╭─ Entries shown
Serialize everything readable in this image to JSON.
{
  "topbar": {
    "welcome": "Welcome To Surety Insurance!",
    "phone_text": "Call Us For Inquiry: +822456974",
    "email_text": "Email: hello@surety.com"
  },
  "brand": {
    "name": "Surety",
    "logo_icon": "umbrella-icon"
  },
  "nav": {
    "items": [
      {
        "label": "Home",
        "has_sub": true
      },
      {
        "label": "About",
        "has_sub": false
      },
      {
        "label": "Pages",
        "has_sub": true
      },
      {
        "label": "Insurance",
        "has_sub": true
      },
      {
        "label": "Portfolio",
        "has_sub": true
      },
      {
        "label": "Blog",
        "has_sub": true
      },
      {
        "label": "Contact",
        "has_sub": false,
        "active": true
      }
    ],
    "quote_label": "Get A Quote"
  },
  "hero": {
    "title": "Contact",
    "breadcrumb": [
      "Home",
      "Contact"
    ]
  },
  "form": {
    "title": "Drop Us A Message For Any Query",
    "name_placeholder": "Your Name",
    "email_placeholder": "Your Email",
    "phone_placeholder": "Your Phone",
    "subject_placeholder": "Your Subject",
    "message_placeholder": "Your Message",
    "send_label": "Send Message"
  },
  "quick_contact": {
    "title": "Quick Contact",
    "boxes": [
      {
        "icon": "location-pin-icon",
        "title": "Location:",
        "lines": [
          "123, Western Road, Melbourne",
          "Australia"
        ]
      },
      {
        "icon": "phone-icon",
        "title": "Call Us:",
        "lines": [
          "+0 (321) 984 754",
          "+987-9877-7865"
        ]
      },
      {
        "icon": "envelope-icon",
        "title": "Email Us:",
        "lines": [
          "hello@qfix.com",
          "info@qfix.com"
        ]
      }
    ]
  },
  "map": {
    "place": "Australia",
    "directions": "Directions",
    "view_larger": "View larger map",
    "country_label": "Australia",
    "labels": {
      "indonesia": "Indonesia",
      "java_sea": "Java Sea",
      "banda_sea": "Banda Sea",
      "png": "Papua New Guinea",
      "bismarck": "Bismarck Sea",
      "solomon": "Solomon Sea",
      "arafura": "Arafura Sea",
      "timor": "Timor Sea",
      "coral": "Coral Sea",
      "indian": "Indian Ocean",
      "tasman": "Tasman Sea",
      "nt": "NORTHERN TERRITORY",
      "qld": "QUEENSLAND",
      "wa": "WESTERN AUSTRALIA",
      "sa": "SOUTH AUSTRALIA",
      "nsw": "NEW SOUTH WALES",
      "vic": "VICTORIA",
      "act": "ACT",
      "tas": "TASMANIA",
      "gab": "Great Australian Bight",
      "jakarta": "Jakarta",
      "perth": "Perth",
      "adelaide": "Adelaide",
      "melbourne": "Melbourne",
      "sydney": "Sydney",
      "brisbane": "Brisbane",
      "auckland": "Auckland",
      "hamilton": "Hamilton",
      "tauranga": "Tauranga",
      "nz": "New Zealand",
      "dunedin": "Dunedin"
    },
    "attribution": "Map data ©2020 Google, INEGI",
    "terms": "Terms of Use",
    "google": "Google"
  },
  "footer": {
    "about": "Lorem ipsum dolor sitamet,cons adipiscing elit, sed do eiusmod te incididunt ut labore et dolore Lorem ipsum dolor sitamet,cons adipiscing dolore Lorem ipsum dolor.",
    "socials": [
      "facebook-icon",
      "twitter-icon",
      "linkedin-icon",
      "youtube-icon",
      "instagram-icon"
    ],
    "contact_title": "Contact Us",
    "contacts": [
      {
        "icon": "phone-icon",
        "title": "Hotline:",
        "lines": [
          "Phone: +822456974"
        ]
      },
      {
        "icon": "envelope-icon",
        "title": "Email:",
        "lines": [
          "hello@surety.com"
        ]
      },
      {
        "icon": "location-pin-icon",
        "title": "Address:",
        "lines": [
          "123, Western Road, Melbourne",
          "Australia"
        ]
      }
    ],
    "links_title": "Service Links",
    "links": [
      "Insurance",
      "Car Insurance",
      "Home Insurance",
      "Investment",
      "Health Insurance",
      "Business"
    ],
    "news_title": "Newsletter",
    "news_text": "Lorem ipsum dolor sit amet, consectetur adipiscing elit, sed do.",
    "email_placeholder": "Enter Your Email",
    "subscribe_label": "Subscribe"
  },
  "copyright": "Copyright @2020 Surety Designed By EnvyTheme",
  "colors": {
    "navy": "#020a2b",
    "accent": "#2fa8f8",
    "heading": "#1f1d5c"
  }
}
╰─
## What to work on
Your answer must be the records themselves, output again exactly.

## Expected answer
Serialize everything readable in this image to JSON.
{
  "topbar": {
    "welcome": "Welcome To Surety Insurance!",
    "phone_text": "Call Us For Inquiry: +822456974",
    "email_text": "Email: hello@surety.com"
  },
  "brand": {
    "name": "Surety",
    "logo_icon": "umbrella-icon"
  },
  "nav": {
    "items": [
      {
        "label": "Home",
        "has_sub": true
      },
      {
        "label": "About",
        "has_sub": false
      },
      {
        "label": "Pages",
        "has_sub": true
      },
      {
        "label": "Insurance",
        "has_sub": true
      },
      {
        "label": "Portfolio",
        "has_sub": true
      },
      {
        "label": "Blog",
        "has_sub": true
      },
      {
        "label": "Contact",
        "has_sub": false,
        "active": true
      }
    ],
    "quote_label": "Get A Quote"
  },
  "hero": {
    "title": "Contact",
    "breadcrumb": [
      "Home",
      "Contact"
    ]
  },
  "form": {
    "title": "Drop Us A Message For Any Query",
    "name_placeholder": "Your Name",
    "email_placeholder": "Your Email",
    "phone_placeholder": "Your Phone",
    "subject_placeholder": "Your Subject",
    "message_placeholder": "Your Message",
    "send_label": "Send Message"
  },
  "quick_contact": {
    "title": "Quick Contact",
    "boxes": [
      {
        "icon": "location-pin-icon",
        "title": "Location:",
        "lines": [
          "123, Western Road, Melbourne",
          "Australia"
        ]
      },
      {
        "icon": "phone-icon",
        "title": "Call Us:",
        "lines": [
          "+0 (321) 984 754",
          "+987-9877-7865"
        ]
      },
      {
        "icon": "envelope-icon",
        "title": "Email Us:",
        "lines": [
          "hello@qfix.com",
          "info@qfix.com"
        ]
      }
    ]
  },
  "map": {
    "place": "Australia",
    "directions": "Directions",
    "view_larger": "View larger map",
    "country_label": "Australia",
    "labels": {
      "indonesia": "Indonesia",
      "java_sea": "Java Sea",
      "banda_sea": "Banda Sea",
      "png": "Papua New Guinea",
      "bismarck": "Bismarck Sea",
      "solomon": "Solomon Sea",
      "arafura": "Arafura Sea",
      "timor": "Timor Sea",
      "coral": "Coral Sea",
      "indian": "Indian Ocean",
      "tasman": "Tasman Sea",
      "nt": "NORTHERN TERRITORY",
      "qld": "QUEENSLAND",
      "wa": "WESTERN AUSTRALIA",
      "sa": "SOUTH AUSTRALIA",
      "nsw": "NEW SOUTH WALES",
      "vic": "VICTORIA",
      "act": "ACT",
      "tas": "TASMANIA",
      "gab": "Great Australian Bight",
      "jakarta": "Jakarta",
      "perth": "Perth",
      "adelaide": "Adelaide",
      "melbourne": "Melbourne",
      "sydney": "Sydney",
      "brisbane": "Brisbane",
      "auckland": "Auckland",
      "hamilton": "Hamilton",
      "tauranga": "Tauranga",
      "nz": "New Zealand",
      "dunedin": "Dunedin"
    },
    "attribution": "Map data ©2020 Google, INEGI",
    "terms": "Terms of Use",
    "google": "Google"
  },
  "footer": {
    "about": "Lorem ipsum dolor sitamet,cons adipiscing elit, sed do eiusmod te incididunt ut labore et dolore Lorem ipsum dolor sitamet,cons adipiscing dolore Lorem ipsum dolor.",
    "socials": [
      "facebook-icon",
      "twitter-icon",
      "linkedin-icon",
      "youtube-icon",
      "instagram-icon"
    ],
    "contact_title": "Contact Us",
    "contacts": [
      {
        "icon": "phone-icon",
        "title": "Hotline:",
        "lines": [
          "Phone: +822456974"
        ]
      },
      {
        "icon": "envelope-icon",
        "title": "Email:",
        "lines": [
          "hello@surety.com"
        ]
      },
      {
        "icon": "location-pin-icon",
        "title": "Address:",
        "lines": [
          "123, Western Road, Melbourne",
          "Australia"
        ]
      }
    ],
    "links_title": "Service Links",
    "links": [
      "Insurance",
      "Car Insurance",
      "Home Insurance",
      "Investment",
      "Health Insurance",
      "Business"
    ],
    "news_title": "Newsletter",
    "news_text": "Lorem ipsum dolor sit amet, consectetur adipiscing elit, sed do.",
    "email_placeholder": "Enter Your Email",
    "subscribe_label": "Subscribe"
  },
  "copyright": "Copyright @2020 Surety Designed By EnvyTheme",
  "colors": {
    "navy": "#020a2b",
    "accent": "#2fa8f8",
    "heading": "#1f1d5c"
  }
}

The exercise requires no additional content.